You will need to provide a new library package name and a reference designator for the newly-copied elements before you can place things in the layout, but that’s all the information you need to provide the tool for it to make you a new definition.
With a unique definition created, any changes can be made safely with no impact to the original.
Helpful Hint: If you want to make changes in relation to the original definition, turn off or hide DRCs temporarily and place the copy directly on top of the source instance. This will give you a reference for your changes… but you might want to assign a highlight color to one of them so you can tell them apart!
Whether you add and delete pins, update the symbol dimensions, or even apply different shrink and scribe values, you can see the impact of the changes versus the original. This is very helpful, being able to see both definitions at the same time, overlaid on top of each other. Much simpler to envision than two separate DRA-editing windows! Below, I made a copy of my original BGA (blue) and deleted the pins on the right side. This is easy to see with the colored symbols and OpenGL transparency display.
Editing completed, use the Write library symbol and Write device file commands to generate new library elements for the freshly-created part. You’re now ready to use it in any design you like!
Our last tool for today is one that allows you to leverage this like interactive routing’s push and shove to help guide pin placement. As we know, push and shove will never move pins of a component. However, it WILL slide vias. What if you could treat your pins like vias, then, and let the router push them where they needed to meet minimum spacing requirements? Then, this information could be fed back to your IC design team to optimize bump placement for package fan-out.

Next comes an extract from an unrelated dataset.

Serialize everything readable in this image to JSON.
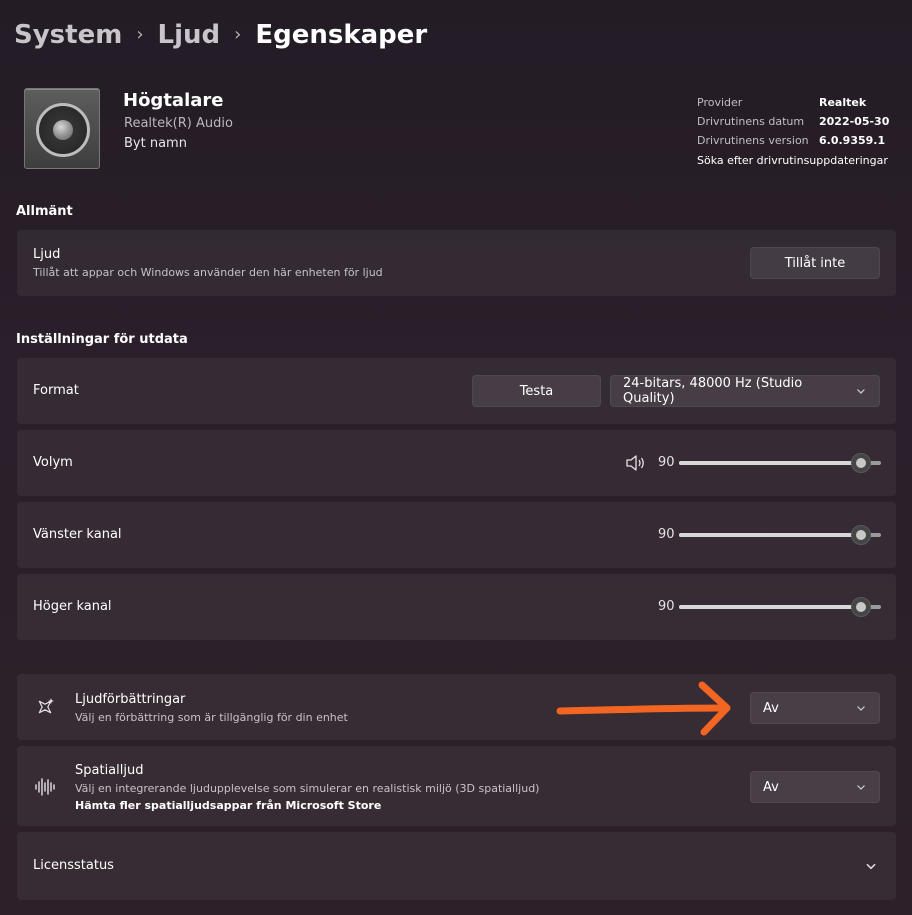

You can do this with the Convert vias to pins command in the application mode (and its reverse, Convert pins to vias). It will take you three steps to complete things in this case, following the basic steps of:
Convert the movable pins to vias in the design
With the interactive commands, push and shove the vias to find the optimal bump pattern
Convert the vias back into pins to lock them down
To do this, you first window the pins of the component you want to be able to shove around. Select pins in the find filter of the symbol edit application mode, window the appropriate pins, and from the right-mouse menu choose Convert pins to vias with the delete option. This will remove the pins from the design, leaving just the vias. That’s important because if the pins are still in the design, the routing tools will be forced to treat them as immovable obstacles.
Now, using whatever commands you like – add connect, slide, custom smooth, or others – manipulate the routing and vias to optimize the fanout pattern.
When complete, turn on symbols in the find filter of the symbol edit mode and right-click on the original component pin owner. Select Convert vias to pins, again with the delete option. You’ll be asked to select the vias to be returned to pins. Window them again and they will be changed back to pins. You need to pick the component first in this step so that the tool knows what component to create the pins as part of. There could be multiple overlapping components in that area of the design, particularly with die stacks, and the tool needs guidance to make the correct association.
Below, the example is hardly real. It shows how push and shove can keep things close together. Those are all pins, now, though!
Pin numbers will automatically be defined based on your pin numbering pattern and grid settings. Should the pins have been moved only slightly, they will likely retain the same numbers. But, in case you changed them significantly, know that you may need to consider whether your numbering pattern needs to be updated.
These are just three kinds of changes to symbols that benefit from the added context and reference data of the layout itself. What changes do you make? Would they benefit similarly? Let your Cadence representative know if so, and we can look at making that happen!